Tether (USDT) is a cryptocurrency with a value meant to mirror the value of the U.S. dollar. The idea was to create a stable cryptocurrency that can be used like digital dollars. Coins that serve this purpose of being a stable dollar substitute are called “stable coins.” Tether is the most popular stable coin and even acts as a dollar replacement on many popular exchanges! According to their site, Tether converts cash into digital currency, to anchor or “tether” the value of the coin to the price of national currencies like the US dollar, the Euro, and the Yen. Like other cryptos it uses blockchain. Unlike other cryptos, it is [according to the official Tether site] “100% backed by USD” (USD is held in reserve). The primary use of Tether is that it offers some stability to the otherwise volatile crypto space and offers liquidity to exchanges who can’t deal in dollars and with banks (for example to the sometimes controversial but leading exchange Bitfinex). The digital coins are issued by a company called Tether Limited that is governed by the laws of the British Virgin Islands, according to the legal part of its website. It is incorporated in Hong Kong. It has emerged that Jan Ludovicus van der Velde is the CEO of cryptocurrency exchange Bitfinex, which has been accused of being involved in the price manipulation of bitcoin, as well as tether. Many people trading on exchanges, including Bitfinex, will use tether to buy other cryptocurrencies like bitcoin. Tether Limited argues that using this method to buy virtual currencies allows users to move fiat in and out of an exchange more quickly and cheaply. Also, exchanges typically have rocky relationships with banks, and using Tether is a way to circumvent that. USDT is fairly simple to use. Once on exchanges like Poloniex or Bittrex, it can be used to purchase Bitcoin and other cryptocurrencies. It can be easily transferred from an exchange to any Omni Layer enabled wallet. Tether has no transaction fees, although external wallets and exchanges may charge one. In order to convert USDT to USD and vise versa through the Tether.to Platform, users must pay a small fee. Buying and selling Tether for Bitcoin can be done through a variety of exchanges like the ones mentioned previously or through the Tether.to platform, which also allows the conversion between USD to and from your bank account.

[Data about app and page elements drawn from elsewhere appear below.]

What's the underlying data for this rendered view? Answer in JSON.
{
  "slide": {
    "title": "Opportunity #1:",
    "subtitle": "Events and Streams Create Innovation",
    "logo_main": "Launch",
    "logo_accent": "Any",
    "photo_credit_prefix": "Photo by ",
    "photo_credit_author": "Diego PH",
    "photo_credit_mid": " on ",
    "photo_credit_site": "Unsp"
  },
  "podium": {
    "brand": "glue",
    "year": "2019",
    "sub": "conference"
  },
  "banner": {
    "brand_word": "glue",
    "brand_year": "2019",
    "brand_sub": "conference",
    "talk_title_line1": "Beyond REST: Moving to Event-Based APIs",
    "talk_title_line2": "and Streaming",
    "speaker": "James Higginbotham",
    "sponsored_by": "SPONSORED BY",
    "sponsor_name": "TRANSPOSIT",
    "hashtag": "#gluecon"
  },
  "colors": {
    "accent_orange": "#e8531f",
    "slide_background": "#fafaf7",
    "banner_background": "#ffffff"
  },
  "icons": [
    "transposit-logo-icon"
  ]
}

What Is EOS? EOS has always been one of the most hype over ICO and now a smart contract platform. When it was announced by founder Dan Larimer in New York City in May 2017, a giant jumbotron advertisement could be seen glowing over Times Square. In the first 5 days of their ICO token sale, EOS raised an unprecedented $185 million in ETH — all without having any kind of product or service yet. EOS claims to be “the most powerful infrastructure for decentralized applications.” Basically, EOS is (or, rather, will be) a blockchain technology much like Ethereum. They plan to create their own blockchain with a long list of impressive features. Some are even calling EOS the “Ethereum killer.” But along with all the hype and excitement about EOS, there’s also a large amount of skepticism coming from the crypto community. The EOS Vision EOS has big plans. It will be a software that will act as a decentralized operating system. Developers can then build applications on the EOS software. It will be highly scalable, flexible, and usable. The most notable feature that everyone is getting excited about is horizontal scalability — what this means is the EOS blockchain will be able to allow parallel execution of smart contracts and simultaneous processing of transactions. This could be a real game changer. EOS will incorporate the delegated proof-of-stake (DPoS) consensus protocol, created by founder Dan Larimer himself. This system is less centralized, uses far less energy, and is incredibly fast — as in, up to millions-of-transactions-per-second fast. Furthermore, there will be no user fees on the EOS blockchain. This would also set them apart from the competition and could help them gain more widespread adoption of their platform. EOS also wants to put a blockchain constitution in place to secure user rights and enable dispute resolution. As explained in their technical whitepaper: 'The EOS.IO software is designed from experience with proven concepts and best practices, and represents fundamental advancements in blockchain technology. The software is part of a holistic blueprint for a globally scalable blockchain society in which decentralized applications can be easily deployed and governed.' Tokens that are issued on top of the EOS platform includes Everipedia, HorusPay, Meet One, and more.